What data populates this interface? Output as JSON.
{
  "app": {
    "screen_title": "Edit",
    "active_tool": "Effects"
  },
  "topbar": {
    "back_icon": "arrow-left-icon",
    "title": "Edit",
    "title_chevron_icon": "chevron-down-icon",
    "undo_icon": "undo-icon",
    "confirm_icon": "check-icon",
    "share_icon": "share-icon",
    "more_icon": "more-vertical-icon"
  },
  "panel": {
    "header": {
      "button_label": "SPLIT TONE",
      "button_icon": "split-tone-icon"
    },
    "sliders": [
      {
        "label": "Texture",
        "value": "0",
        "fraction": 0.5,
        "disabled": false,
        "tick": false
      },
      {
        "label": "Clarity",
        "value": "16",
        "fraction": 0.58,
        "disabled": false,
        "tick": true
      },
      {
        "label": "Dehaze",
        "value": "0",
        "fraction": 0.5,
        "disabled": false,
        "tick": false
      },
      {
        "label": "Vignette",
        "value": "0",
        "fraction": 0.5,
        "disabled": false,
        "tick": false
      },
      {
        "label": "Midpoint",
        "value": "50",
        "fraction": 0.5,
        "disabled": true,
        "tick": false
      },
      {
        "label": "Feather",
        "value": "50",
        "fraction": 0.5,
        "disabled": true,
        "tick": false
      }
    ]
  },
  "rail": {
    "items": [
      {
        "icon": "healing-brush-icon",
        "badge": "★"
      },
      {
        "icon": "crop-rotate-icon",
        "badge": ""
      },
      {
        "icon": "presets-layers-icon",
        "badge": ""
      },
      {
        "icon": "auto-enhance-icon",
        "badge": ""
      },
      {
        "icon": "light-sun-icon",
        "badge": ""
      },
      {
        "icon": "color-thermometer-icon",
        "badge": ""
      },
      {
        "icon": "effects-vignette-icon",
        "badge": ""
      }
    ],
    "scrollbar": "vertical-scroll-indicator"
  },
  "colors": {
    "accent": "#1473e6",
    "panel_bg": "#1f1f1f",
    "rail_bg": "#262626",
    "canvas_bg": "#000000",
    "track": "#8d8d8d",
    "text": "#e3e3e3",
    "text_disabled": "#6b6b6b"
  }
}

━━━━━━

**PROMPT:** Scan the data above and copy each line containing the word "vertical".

**ANSWER FOR THE TASK:**
    "more_icon": "more-vertical-icon"
    "scrollbar": "vertical-scroll-indicator"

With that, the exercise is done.